- Available records
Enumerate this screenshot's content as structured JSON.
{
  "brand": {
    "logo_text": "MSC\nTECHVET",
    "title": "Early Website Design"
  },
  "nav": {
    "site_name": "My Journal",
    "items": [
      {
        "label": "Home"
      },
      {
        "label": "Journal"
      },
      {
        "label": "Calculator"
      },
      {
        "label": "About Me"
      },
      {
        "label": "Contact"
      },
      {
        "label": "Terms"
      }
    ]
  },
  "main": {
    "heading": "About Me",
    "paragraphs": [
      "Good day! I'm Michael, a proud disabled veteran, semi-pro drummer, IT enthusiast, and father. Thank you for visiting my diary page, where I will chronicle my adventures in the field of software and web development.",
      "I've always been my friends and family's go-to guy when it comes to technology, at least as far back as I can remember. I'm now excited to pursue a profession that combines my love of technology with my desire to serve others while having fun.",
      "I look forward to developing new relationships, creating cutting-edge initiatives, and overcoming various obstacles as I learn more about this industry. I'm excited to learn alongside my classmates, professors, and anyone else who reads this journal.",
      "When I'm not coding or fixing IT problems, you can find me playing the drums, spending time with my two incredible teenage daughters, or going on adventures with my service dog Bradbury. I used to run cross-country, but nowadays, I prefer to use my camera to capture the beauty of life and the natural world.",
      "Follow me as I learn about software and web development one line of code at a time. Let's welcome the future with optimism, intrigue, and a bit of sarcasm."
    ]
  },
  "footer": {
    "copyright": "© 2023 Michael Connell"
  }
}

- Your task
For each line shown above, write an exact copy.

- Written reply
Enumerate this screenshot's content as structured JSON.
{
  "brand": {
    "logo_text": "MSC\nTECHVET",
    "title": "Early Website Design"
  },
  "nav": {
    "site_name": "My Journal",
    "items": [
      {
        "label": "Home"
      },
      {
        "label": "Journal"
      },
      {
        "label": "Calculator"
      },
      {
        "label": "About Me"
      },
      {
        "label": "Contact"
      },
      {
        "label": "Terms"
      }
    ]
  },
  "main": {
    "heading": "About Me",
    "paragraphs": [
      "Good day! I'm Michael, a proud disabled veteran, semi-pro drummer, IT enthusiast, and father. Thank you for visiting my diary page, where I will chronicle my adventures in the field of software and web development.",
      "I've always been my friends and family's go-to guy when it comes to technology, at least as far back as I can remember. I'm now excited to pursue a profession that combines my love of technology with my desire to serve others while having fun.",
      "I look forward to developing new relationships, creating cutting-edge initiatives, and overcoming various obstacles as I learn more about this industry. I'm excited to learn alongside my classmates, professors, and anyone else who reads this journal.",
      "When I'm not coding or fixing IT problems, you can find me playing the drums, spending time with my two incredible teenage daughters, or going on adventures with my service dog Bradbury. I used to run cross-country, but nowadays, I prefer to use my camera to capture the beauty of life and the natural world.",
      "Follow me as I learn about software and web development one line of code at a time. Let's welcome the future with optimism, intrigue, and a bit of sarcasm."
    ]
  },
  "footer": {
    "copyright": "© 2023 Michael Connell"
  }
}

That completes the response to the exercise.